Website and app data records

►

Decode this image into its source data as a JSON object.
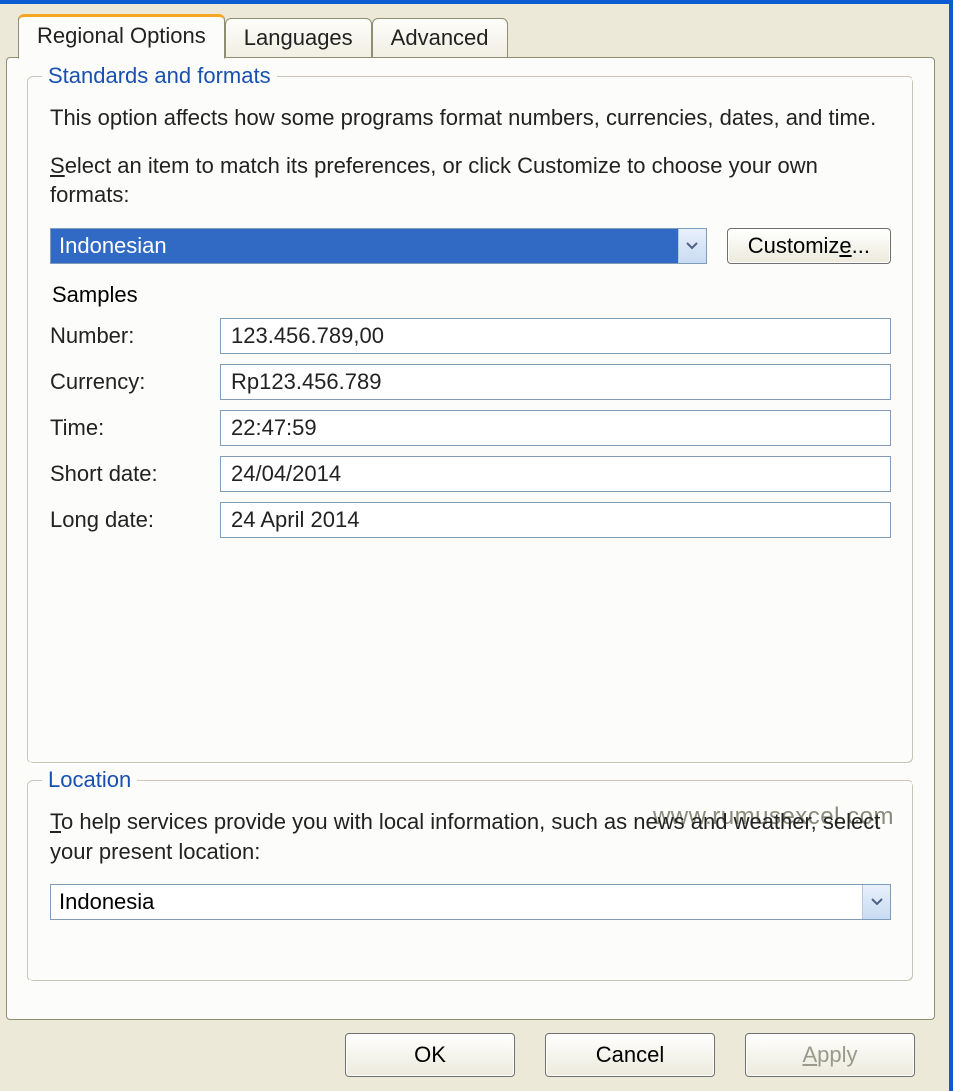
{
  "tabs": {
    "regional": "Regional Options",
    "languages": "Languages",
    "advanced": "Advanced"
  },
  "standards": {
    "title": "Standards and formats",
    "desc": "This option affects how some programs format numbers, currencies, dates, and time.",
    "select_prefix": "S",
    "select_text": "elect an item to match its preferences, or click Customize to choose your own formats:",
    "combo_value": "Indonesian",
    "customize_label": "Customiz",
    "customize_suffix": "e...",
    "customize_underline": "e",
    "samples_label": "Samples",
    "rows": {
      "number_label": "Number:",
      "number_value": "123.456.789,00",
      "currency_label": "Currency:",
      "currency_value": "Rp123.456.789",
      "time_label": "Time:",
      "time_value": "22:47:59",
      "shortdate_label": "Short date:",
      "shortdate_value": "24/04/2014",
      "longdate_label": "Long date:",
      "longdate_value": "24 April 2014"
    }
  },
  "watermark": "www.rumusexcel.com",
  "location": {
    "title": "Location",
    "desc_prefix": "T",
    "desc_text": "o help services provide you with local information, such as news and weather, select your present location:",
    "combo_value": "Indonesia"
  },
  "buttons": {
    "ok": "OK",
    "cancel": "Cancel",
    "apply_prefix": "A",
    "apply_rest": "pply"
  }
}
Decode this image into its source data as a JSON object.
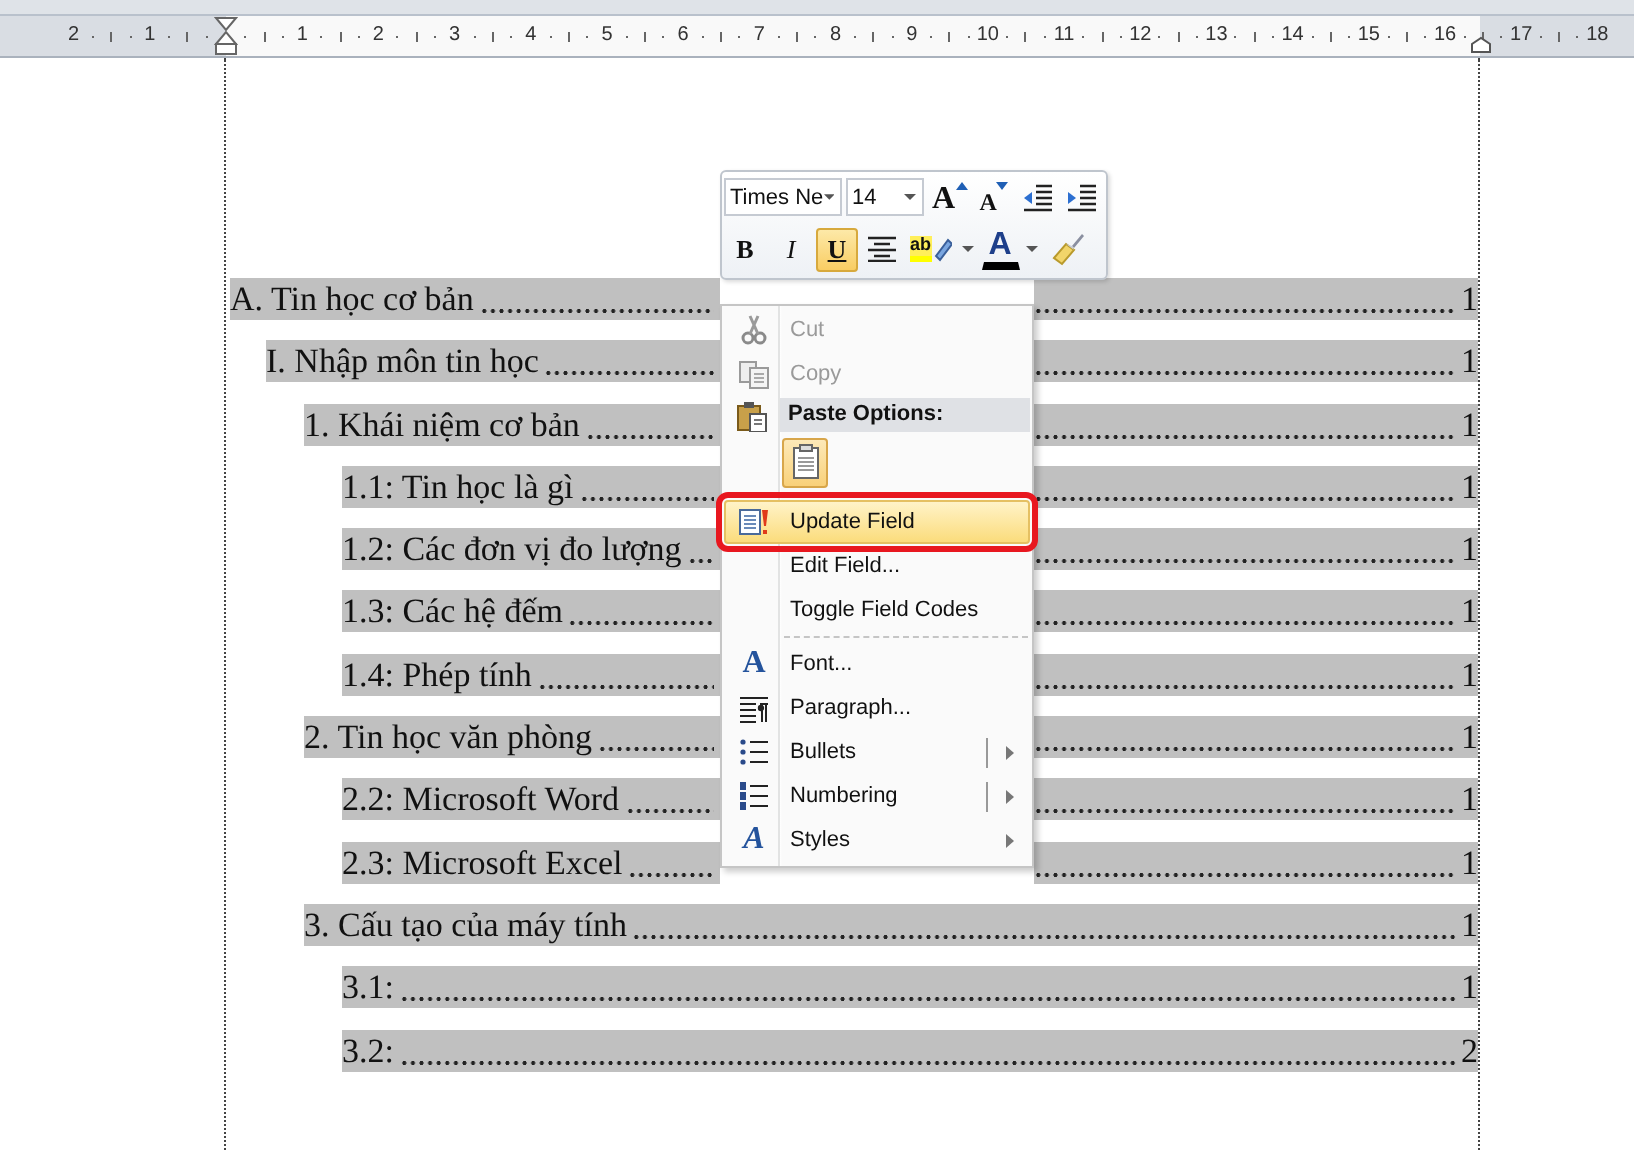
{
  "ruler": {
    "left_numbers": [
      "2",
      "1"
    ],
    "numbers": [
      "1",
      "2",
      "3",
      "4",
      "5",
      "6",
      "7",
      "8",
      "9",
      "10",
      "11",
      "12",
      "13",
      "14",
      "15",
      "16",
      "17",
      "18"
    ]
  },
  "toc": [
    {
      "title": "A. Tin học cơ bản",
      "page": "1",
      "children": [
        {
          "title": "I. Nhập môn tin học",
          "page": "1",
          "children": [
            {
              "title": "1. Khái niệm cơ bản",
              "page": "1",
              "children": [
                {
                  "title": "1.1: Tin học là gì",
                  "page": "1"
                },
                {
                  "title": "1.2: Các đơn vị đo lượng",
                  "page": "1"
                },
                {
                  "title": "1.3: Các hệ đếm",
                  "page": "1"
                },
                {
                  "title": "1.4: Phép tính",
                  "page": "1"
                }
              ]
            },
            {
              "title": "2. Tin học văn phòng",
              "page": "1",
              "children": [
                {
                  "title": "2.2: Microsoft Word",
                  "page": "1"
                },
                {
                  "title": "2.3: Microsoft Excel",
                  "page": "1"
                }
              ]
            },
            {
              "title": "3. Cấu tạo của máy tính",
              "page": "1",
              "children": [
                {
                  "title": "3.1:",
                  "page": "1"
                },
                {
                  "title": "3.2:",
                  "page": "2"
                }
              ]
            }
          ]
        }
      ]
    }
  ],
  "mini_toolbar": {
    "row_1": [
      {
        "kind": "font",
        "value": "Times Ne"
      },
      {
        "kind": "size",
        "value": "14"
      },
      {
        "kind": "grow",
        "label": "A"
      },
      {
        "kind": "shrink",
        "label": "A"
      },
      {
        "kind": "outdent"
      },
      {
        "kind": "indent"
      }
    ],
    "row_2": [
      {
        "kind": "toggle",
        "label": "B",
        "selected": false
      },
      {
        "kind": "toggle",
        "label": "I",
        "selected": false
      },
      {
        "kind": "toggle",
        "label": "U",
        "selected": true
      },
      {
        "kind": "center"
      },
      {
        "kind": "highlight",
        "label": "ab"
      },
      {
        "kind": "font-color",
        "label": "A"
      },
      {
        "kind": "painter"
      }
    ]
  },
  "context_menu": {
    "items": [
      {
        "kind": "command",
        "label": "Cut",
        "disabled": true,
        "selected": false,
        "marked": false,
        "submenu": false,
        "split": false
      },
      {
        "kind": "command",
        "label": "Copy",
        "disabled": true,
        "selected": false,
        "marked": false,
        "submenu": false,
        "split": false
      },
      {
        "kind": "header",
        "label": "Paste Options:"
      },
      {
        "kind": "paste-options"
      },
      {
        "kind": "separator"
      },
      {
        "kind": "command",
        "label": "Update Field",
        "disabled": false,
        "selected": true,
        "marked": true,
        "submenu": false,
        "split": false
      },
      {
        "kind": "command",
        "label": "Edit Field...",
        "disabled": false,
        "selected": false,
        "marked": false,
        "submenu": false,
        "split": false
      },
      {
        "kind": "command",
        "label": "Toggle Field Codes",
        "disabled": false,
        "selected": false,
        "marked": false,
        "submenu": false,
        "split": false
      },
      {
        "kind": "separator"
      },
      {
        "kind": "command",
        "label": "Font...",
        "glyph": "A",
        "disabled": false,
        "selected": false,
        "marked": false,
        "submenu": false,
        "split": false
      },
      {
        "kind": "command",
        "label": "Paragraph...",
        "disabled": false,
        "selected": false,
        "marked": false,
        "submenu": false,
        "split": false
      },
      {
        "kind": "command",
        "label": "Bullets",
        "disabled": false,
        "selected": false,
        "marked": false,
        "submenu": true,
        "split": true
      },
      {
        "kind": "command",
        "label": "Numbering",
        "disabled": false,
        "selected": false,
        "marked": false,
        "submenu": true,
        "split": true
      },
      {
        "kind": "command",
        "label": "Styles",
        "glyph": "A",
        "disabled": false,
        "selected": false,
        "marked": false,
        "submenu": true,
        "split": false
      }
    ]
  }
}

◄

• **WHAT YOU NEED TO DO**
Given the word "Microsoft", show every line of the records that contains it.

• **EXERCISE OUTPUT**
                  "title": "2.2: Microsoft Word",
                  "title": "2.3: Microsoft Excel",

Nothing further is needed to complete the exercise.